e) Other Areas
Nanomaterials were felt to be an area with fuzzy limits. It seemed probable that most of the health and safety issues would manifest themselves here. Problems such as those with PM10s, which could be considered to be similar to nanoparticles, were recognised and understood and there seem to be potential problems with the hazards of production, use and disposal of new materials. Health and safety issues were discussed. Some attendees wondered whether carbon nanotubes and nanoparticles may have the potential to be hazardous in unpredictable ways, but it was felt that companies had learned the lessons associated with these hazards and that regulations existed to prevent the uncontrolled release of hazardous materials. A possible consideration for the working group might be whether new regulations relating specifically to nanoparticles were either necessary or desirable. Again, this could only be determined through the acquisition and application of knowledge about the systems concerned.

The group decided that the lack of a strategy for nanotechnology discussed earlier could hold up development across the board. It was also felt that there was a real need to look at what could be possible in what timescales. In order to facilitate both of these, the generation of a road map was proposed. Road maps have been used for a number years in the semi-conductor industry where they have specific goals, identifying areas where new research and development needs to be carried out to attain them. For nanotechnology, the specific goals and technologies could not at first be identified, but a general road map would give the framework onto which specific technologies and goals could be mapped.

The generality of the proposed nanotechnology road map meant that it would be helpful to consider aspects of technology push, consumer pull, control and regulation, and health and safety issues. It was suggested that such a road map could be of use to the main working group in the present study as it would help to put some of the prospective developments into a temporal context and show important potential technology linkages and potential markets. The development of a general road map for specific targets and technologies could be a recommendation of the study. The creation of such a road map would need a significant amount of resource to be allocated to it. It would also require the cooperation of the industrial concerns in the field.

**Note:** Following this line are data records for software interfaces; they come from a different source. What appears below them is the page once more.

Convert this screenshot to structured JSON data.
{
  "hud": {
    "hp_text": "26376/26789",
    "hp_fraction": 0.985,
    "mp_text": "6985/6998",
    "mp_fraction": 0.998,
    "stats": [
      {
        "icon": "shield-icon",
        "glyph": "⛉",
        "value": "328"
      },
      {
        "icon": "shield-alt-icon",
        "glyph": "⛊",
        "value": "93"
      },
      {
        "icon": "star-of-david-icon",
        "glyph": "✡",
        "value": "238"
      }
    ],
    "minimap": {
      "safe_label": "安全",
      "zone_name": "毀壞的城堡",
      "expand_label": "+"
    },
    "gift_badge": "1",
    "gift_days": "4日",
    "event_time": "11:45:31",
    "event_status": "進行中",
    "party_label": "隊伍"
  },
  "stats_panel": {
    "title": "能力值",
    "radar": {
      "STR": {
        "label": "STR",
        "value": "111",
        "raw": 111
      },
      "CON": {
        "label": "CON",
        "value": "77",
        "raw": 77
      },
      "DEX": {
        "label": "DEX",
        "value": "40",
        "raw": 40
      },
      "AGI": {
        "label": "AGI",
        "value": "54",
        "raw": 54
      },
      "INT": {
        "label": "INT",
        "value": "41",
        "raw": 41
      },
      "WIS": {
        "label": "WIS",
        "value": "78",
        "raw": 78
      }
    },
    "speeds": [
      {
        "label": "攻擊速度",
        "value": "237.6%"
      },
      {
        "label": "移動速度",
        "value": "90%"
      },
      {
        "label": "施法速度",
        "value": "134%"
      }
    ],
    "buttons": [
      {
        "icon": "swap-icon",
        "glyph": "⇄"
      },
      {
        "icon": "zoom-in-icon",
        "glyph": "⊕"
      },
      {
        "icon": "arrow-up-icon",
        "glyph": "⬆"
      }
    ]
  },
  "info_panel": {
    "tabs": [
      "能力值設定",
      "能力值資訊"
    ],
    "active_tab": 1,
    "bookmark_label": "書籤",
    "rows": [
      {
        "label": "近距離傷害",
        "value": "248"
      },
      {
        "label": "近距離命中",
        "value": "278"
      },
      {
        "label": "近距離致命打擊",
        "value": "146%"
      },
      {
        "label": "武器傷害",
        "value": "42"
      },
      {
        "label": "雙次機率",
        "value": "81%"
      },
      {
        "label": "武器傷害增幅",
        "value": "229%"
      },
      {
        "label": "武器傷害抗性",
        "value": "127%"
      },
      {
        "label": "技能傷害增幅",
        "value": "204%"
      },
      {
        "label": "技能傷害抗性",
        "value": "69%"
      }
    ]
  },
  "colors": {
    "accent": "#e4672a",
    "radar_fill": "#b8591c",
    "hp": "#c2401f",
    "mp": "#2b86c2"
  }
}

© Copyright: The Royal Academy of Engineering
The Royal Society 2003
The Royal Academy of Engineering